-- Opening Marker --

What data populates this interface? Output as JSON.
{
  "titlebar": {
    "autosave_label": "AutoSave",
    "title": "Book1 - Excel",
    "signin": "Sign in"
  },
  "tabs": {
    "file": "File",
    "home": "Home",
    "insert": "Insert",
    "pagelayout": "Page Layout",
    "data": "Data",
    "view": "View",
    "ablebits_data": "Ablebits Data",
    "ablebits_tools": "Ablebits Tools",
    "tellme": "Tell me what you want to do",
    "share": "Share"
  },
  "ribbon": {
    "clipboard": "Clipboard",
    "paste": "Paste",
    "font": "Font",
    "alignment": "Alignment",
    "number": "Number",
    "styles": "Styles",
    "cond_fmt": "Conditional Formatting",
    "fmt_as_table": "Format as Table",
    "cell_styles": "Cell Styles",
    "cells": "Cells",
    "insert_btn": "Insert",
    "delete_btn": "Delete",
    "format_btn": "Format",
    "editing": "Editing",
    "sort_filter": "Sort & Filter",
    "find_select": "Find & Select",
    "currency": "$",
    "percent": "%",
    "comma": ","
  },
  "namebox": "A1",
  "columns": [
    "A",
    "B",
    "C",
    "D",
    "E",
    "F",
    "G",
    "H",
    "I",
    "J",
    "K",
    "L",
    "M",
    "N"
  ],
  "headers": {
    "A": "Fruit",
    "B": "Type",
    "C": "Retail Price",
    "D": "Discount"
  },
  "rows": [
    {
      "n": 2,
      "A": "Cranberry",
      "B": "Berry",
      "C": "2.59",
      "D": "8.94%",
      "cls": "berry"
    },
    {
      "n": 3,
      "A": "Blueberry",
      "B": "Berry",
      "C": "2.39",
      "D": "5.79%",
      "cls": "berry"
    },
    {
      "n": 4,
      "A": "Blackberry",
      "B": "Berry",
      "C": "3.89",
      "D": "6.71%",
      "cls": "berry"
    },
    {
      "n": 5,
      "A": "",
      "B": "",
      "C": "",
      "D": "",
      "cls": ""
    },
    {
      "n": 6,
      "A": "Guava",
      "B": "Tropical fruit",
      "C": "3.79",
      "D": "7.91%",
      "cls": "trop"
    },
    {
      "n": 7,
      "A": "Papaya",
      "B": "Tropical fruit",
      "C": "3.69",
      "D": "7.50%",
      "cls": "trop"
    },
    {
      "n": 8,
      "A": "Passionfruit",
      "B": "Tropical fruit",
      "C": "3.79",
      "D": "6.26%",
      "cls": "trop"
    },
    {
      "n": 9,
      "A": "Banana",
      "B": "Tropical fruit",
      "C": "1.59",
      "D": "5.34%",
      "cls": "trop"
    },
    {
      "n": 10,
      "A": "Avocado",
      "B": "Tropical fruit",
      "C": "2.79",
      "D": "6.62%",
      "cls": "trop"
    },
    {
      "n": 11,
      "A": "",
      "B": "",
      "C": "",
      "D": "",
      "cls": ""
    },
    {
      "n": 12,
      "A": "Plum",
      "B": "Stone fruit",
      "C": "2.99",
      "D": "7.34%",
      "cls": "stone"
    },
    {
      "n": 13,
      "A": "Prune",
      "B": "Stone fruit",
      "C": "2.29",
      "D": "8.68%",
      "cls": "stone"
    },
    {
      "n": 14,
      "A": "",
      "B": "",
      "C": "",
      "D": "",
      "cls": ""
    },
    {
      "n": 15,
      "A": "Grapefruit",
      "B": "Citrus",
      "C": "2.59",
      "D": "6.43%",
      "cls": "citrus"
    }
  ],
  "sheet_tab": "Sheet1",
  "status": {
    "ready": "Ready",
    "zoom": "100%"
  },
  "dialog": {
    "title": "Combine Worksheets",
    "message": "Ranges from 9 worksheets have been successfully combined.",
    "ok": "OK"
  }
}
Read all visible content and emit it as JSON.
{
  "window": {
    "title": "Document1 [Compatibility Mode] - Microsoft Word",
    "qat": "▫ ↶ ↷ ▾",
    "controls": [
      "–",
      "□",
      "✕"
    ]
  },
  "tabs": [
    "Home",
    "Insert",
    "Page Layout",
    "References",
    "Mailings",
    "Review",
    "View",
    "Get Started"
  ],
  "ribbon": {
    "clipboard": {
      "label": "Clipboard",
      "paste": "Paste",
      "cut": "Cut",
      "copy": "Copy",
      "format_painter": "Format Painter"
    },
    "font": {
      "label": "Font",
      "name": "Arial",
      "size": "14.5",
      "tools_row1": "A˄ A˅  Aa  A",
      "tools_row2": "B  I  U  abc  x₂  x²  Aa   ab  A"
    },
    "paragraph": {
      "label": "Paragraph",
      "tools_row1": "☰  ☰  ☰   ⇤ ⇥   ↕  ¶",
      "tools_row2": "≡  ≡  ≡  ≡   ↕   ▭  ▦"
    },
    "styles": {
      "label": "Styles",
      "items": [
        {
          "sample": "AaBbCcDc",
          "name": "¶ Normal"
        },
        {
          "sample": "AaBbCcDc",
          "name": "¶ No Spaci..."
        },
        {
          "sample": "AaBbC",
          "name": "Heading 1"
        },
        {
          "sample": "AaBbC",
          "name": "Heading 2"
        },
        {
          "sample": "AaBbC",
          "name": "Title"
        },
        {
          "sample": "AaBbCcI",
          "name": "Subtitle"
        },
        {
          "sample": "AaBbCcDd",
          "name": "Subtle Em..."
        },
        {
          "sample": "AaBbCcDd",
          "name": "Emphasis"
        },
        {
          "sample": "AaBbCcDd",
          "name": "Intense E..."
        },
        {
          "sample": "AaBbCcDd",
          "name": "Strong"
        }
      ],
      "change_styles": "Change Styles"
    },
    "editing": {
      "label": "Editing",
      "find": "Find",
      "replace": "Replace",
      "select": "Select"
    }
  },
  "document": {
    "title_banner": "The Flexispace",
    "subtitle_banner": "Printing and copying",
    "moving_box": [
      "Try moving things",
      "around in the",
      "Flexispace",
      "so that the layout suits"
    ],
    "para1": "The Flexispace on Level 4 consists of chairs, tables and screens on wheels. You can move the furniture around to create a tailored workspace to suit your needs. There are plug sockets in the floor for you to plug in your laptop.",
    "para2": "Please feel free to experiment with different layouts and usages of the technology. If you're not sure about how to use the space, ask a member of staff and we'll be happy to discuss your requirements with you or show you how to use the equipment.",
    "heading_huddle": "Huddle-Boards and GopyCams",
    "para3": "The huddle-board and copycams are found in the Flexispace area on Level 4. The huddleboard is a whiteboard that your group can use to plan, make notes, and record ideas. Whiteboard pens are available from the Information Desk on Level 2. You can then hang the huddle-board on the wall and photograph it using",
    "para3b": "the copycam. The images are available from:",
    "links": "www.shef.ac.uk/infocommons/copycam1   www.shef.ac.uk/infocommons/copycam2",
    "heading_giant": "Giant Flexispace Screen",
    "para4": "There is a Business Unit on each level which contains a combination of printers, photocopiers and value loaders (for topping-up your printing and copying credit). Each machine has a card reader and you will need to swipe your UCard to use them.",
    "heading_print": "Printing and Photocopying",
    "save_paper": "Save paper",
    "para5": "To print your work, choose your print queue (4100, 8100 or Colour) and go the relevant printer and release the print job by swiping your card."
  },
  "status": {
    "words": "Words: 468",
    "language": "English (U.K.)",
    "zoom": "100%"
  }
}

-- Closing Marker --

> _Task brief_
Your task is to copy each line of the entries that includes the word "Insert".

> _Solution for this task_
    "insert": "Insert",
    "insert_btn": "Insert",
    "Insert",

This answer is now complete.